There has been quite a fuss during the past few days as a result of the announcement by Freddie Mac chief economist Frank Nothaft that “we are getting closer to a more normalized economy.”
If it’s true that we’re nearing a “more normalized economy” then it might be helpful to know exactly what “normal” is. As an example, during the past 40 years mortgage rates averaged 8.6 percent, according to Standard & Poors. Given that interest rates as of this writing are at 4.12 percent — the lowest level in 2014 and less than half the 40-year average — how can it be said that mortgage rates are nearly normal or remotely headed in that direction?
Okay, what about new home sales?
The population between 2000 and 2013 increased from 282.2 million to 317.3 million. That’s an additional 35.1 million people, an impressive number and one might think that new home sales would grow as a result but that isn’t the case — there were 880,000 new home sales in 2000 and a meager 430,000 in 2013, according to the Federal Reserve Bank of St. Louis.
Where Are The Jobs?
What about employment?
Anybody see normalization? Freddie Mac says that “after several years of weakness we are starting to see the labor market pick up steam having added 230,000 net new jobs on average for the first seven months of this year.”
If you believe that a “job” is something which involves at least 40 hours of employment per week and produces a living wage then that “230,000 net new jobs” may not be so impressive.
According to the Bureau of Labor Statistics “people are considered employed if they did any work at all for pay or profit during the survey reference week. This includes all part-time and temporary work, as well as regular full-time, year-round employment.”

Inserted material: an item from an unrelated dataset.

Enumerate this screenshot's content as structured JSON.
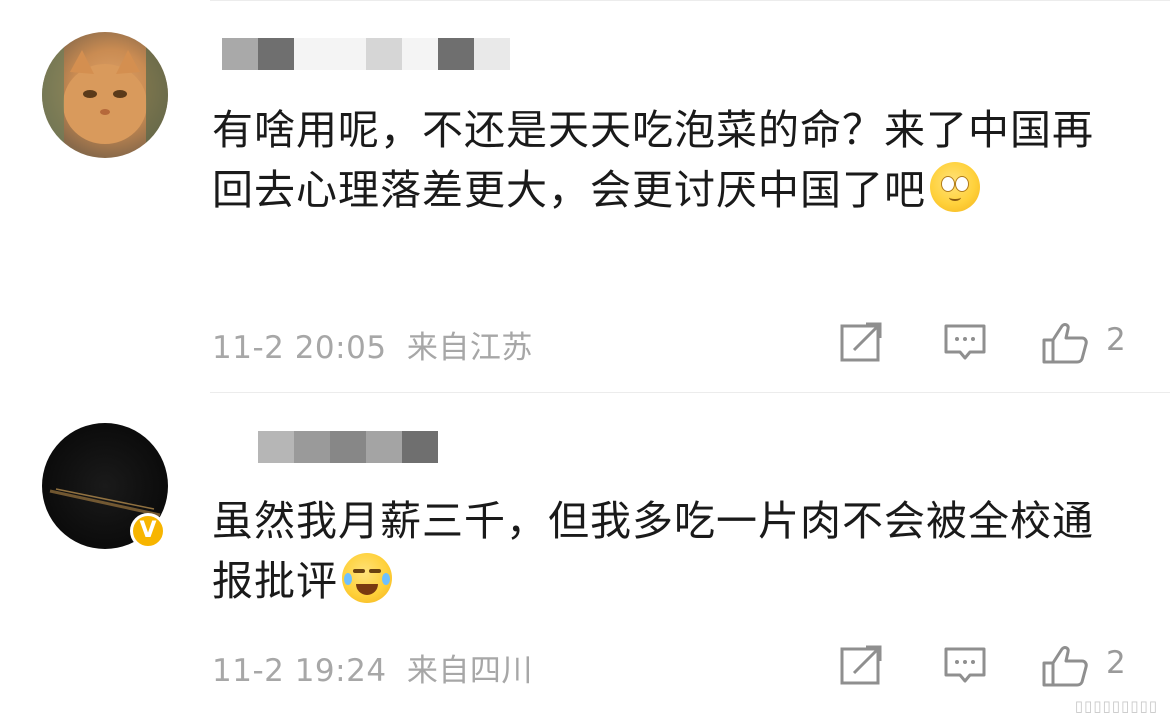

The BLS definition of a “job” is so expansive that it might not even mean a paycheck because it actually includes “unpaid family workers.”
Where Are The Households?
The lack of meaningful jobs is the major reason that huge numbers of young adults continue to live with their parents.
Freddie Mac says “the number of persons per household has increased by 2.6 percent since 2005, going from 2.69 to 2.76 persons per household. If the persons per household had held steady over that period there would be an additional three million households today.”
But there aren’t an additional three million households today and the reason is clear: According to Pew Research, “a record 57 million Americans, or 18.1 percent of the population of the United States, lived in multi-generational family households in 2012, double the number who lived in such households in 1980 because so many real jobs are lacking millions of millennials continue to live with their parents.”
Where’s The Money?
It should be a lot easier to buy a home today than in the recent past. The government says home prices in May were 6.5 percent below their 2007 peak, according to the Federal Housing Finance Agency. So — logically — if home prices remain weak and interest rates are less than half the level seen during the past 40 years then shouldn’t home sales be exploding?
That turns out not to be the case.
According to the National Association of Realtors, existing home sales were actually lower than a year ago. Not only that, home prices are actually falling in a large number of areas — NAR says home values rose in 122 metro areas while at the same time prices dropped in 47.
We’re becoming a nation divided by housing values and there’s nothing normal about that. “Americans,” says The New York Times, “have never hesitated to pack up the U-Haul in search of the big time, a better job or just warmer weather. But these days, domestic migrants are increasingly driven by the quest for cheaper housing.”
But why the search for cheaper housing? Because there’s a growing mathematical impossibility, the idea that you can have both rising home values and falling paychecks at the same time. As the Census Bureau explains, household incomes declined 9 percent between 1999 and 2012.
The New Normal
According to the National Association of Home Builders, in August “markets in 56 of the approximately 350 metro areas nationwide returned to or exceeded their last normal levels of economic and housing activity.”
It’s hard to imagine that this is the smoking gun, the irrefutable evidence that things are getting better. If 56 metro areas are returning to normality out of approximately 350 then isn’t it true that 294 markets — almost six times as many — are not back to normal?
In the end, the real estate issue which matters most is not houses, it’s jobs and income. While it would be great if Mr. Nothaft was correct and that “we are getting closer to a more normalized economy” the evidence suggests something else, that a “new normal” is here and for millions of Americans it’s not an era of milk and honey.
According to NAR, “the percent share of first-time buyers continues to underperform historically.” In June just 28 percent of all existing home buyers were first-timers, down from around the 40 percent or so that we used to see.
Without more first-time buyers coming into the marketplace it becomes difficult for homeowners to sell their properties and move up — or to sell at all. A vigorous real estate market depends on a constant influx of first-timers, but how can buying appeal to this group when wages are down and prospects are iffy?